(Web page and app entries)
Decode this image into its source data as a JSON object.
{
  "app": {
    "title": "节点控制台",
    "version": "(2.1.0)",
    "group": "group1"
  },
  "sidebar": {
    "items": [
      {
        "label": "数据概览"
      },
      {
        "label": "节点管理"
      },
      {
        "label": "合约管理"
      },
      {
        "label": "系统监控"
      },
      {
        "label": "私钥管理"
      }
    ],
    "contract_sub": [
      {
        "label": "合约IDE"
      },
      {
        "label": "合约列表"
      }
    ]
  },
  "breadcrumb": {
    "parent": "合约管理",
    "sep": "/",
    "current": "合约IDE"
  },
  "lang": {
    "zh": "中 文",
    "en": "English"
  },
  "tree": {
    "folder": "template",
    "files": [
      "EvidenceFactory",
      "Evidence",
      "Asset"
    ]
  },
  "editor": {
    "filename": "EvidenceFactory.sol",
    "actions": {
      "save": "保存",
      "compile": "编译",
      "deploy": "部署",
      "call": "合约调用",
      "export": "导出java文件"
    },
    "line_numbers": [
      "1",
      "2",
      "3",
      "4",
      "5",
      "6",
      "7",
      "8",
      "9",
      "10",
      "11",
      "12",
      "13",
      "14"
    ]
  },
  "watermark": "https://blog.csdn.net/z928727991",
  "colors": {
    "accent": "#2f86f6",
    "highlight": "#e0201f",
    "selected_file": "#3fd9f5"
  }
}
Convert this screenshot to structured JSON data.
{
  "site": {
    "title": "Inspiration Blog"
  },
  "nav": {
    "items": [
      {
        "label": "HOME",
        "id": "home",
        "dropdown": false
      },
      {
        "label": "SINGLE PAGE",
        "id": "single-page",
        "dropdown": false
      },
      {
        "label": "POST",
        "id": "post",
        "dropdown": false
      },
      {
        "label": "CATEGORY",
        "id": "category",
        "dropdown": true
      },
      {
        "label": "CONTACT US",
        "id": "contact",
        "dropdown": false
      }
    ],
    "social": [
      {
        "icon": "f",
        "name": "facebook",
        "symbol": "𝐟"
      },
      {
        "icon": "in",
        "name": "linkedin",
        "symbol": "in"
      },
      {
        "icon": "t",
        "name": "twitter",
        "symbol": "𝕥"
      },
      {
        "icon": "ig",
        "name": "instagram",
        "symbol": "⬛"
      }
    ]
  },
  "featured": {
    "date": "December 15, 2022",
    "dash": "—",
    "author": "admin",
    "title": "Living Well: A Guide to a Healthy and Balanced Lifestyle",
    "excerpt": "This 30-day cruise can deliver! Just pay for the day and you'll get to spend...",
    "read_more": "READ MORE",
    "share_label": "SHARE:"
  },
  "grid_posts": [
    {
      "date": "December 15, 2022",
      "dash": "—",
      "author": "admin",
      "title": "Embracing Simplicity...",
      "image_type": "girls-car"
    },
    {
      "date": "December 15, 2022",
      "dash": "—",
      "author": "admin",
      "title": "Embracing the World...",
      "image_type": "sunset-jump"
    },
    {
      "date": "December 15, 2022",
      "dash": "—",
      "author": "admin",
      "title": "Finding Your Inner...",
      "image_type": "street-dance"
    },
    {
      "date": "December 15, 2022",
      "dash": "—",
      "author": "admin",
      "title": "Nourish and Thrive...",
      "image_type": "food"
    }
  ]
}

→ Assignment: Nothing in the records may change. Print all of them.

→ Output for this task:
Decode this image into its source data as a JSON object.
{
  "app": {
    "title": "节点控制台",
    "version": "(2.1.0)",
    "group": "group1"
  },
  "sidebar": {
    "items": [
      {
        "label": "数据概览"
      },
      {
        "label": "节点管理"
      },
      {
        "label": "合约管理"
      },
      {
        "label": "系统监控"
      },
      {
        "label": "私钥管理"
      }
    ],
    "contract_sub": [
      {
        "label": "合约IDE"
      },
      {
        "label": "合约列表"
      }
    ]
  },
  "breadcrumb": {
    "parent": "合约管理",
    "sep": "/",
    "current": "合约IDE"
  },
  "lang": {
    "zh": "中 文",
    "en": "English"
  },
  "tree": {
    "folder": "template",
    "files": [
      "EvidenceFactory",
      "Evidence",
      "Asset"
    ]
  },
  "editor": {
    "filename": "EvidenceFactory.sol",
    "actions": {
      "save": "保存",
      "compile": "编译",
      "deploy": "部署",
      "call": "合约调用",
      "export": "导出java文件"
    },
    "line_numbers": [
      "1",
      "2",
      "3",
      "4",
      "5",
      "6",
      "7",
      "8",
      "9",
      "10",
      "11",
      "12",
      "13",
      "14"
    ]
  },
  "watermark": "https://blog.csdn.net/z928727991",
  "colors": {
    "accent": "#2f86f6",
    "highlight": "#e0201f",
    "selected_file": "#3fd9f5"
  }
}
Convert this screenshot to structured JSON data.
{
  "site": {
    "title": "Inspiration Blog"
  },
  "nav": {
    "items": [
      {
        "label": "HOME",
        "id": "home",
        "dropdown": false
      },
      {
        "label": "SINGLE PAGE",
        "id": "single-page",
        "dropdown": false
      },
      {
        "label": "POST",
        "id": "post",
        "dropdown": false
      },
      {
        "label": "CATEGORY",
        "id": "category",
        "dropdown": true
      },
      {
        "label": "CONTACT US",
        "id": "contact",
        "dropdown": false
      }
    ],
    "social": [
      {
        "icon": "f",
        "name": "facebook",
        "symbol": "𝐟"
      },
      {
        "icon": "in",
        "name": "linkedin",
        "symbol": "in"
      },
      {
        "icon": "t",
        "name": "twitter",
        "symbol": "𝕥"
      },
      {
        "icon": "ig",
        "name": "instagram",
        "symbol": "⬛"
      }
    ]
  },
  "featured": {
    "date": "December 15, 2022",
    "dash": "—",
    "author": "admin",
    "title": "Living Well: A Guide to a Healthy and Balanced Lifestyle",
    "excerpt": "This 30-day cruise can deliver! Just pay for the day and you'll get to spend...",
    "read_more": "READ MORE",
    "share_label": "SHARE:"
  },
  "grid_posts": [
    {
      "date": "December 15, 2022",
      "dash": "—",
      "author": "admin",
      "title": "Embracing Simplicity...",
      "image_type": "girls-car"
    },
    {
      "date": "December 15, 2022",
      "dash": "—",
      "author": "admin",
      "title": "Embracing the World...",
      "image_type": "sunset-jump"
    },
    {
      "date": "December 15, 2022",
      "dash": "—",
      "author": "admin",
      "title": "Finding Your Inner...",
      "image_type": "street-dance"
    },
    {
      "date": "December 15, 2022",
      "dash": "—",
      "author": "admin",
      "title": "Nourish and Thrive...",
      "image_type": "food"
    }
  ]
}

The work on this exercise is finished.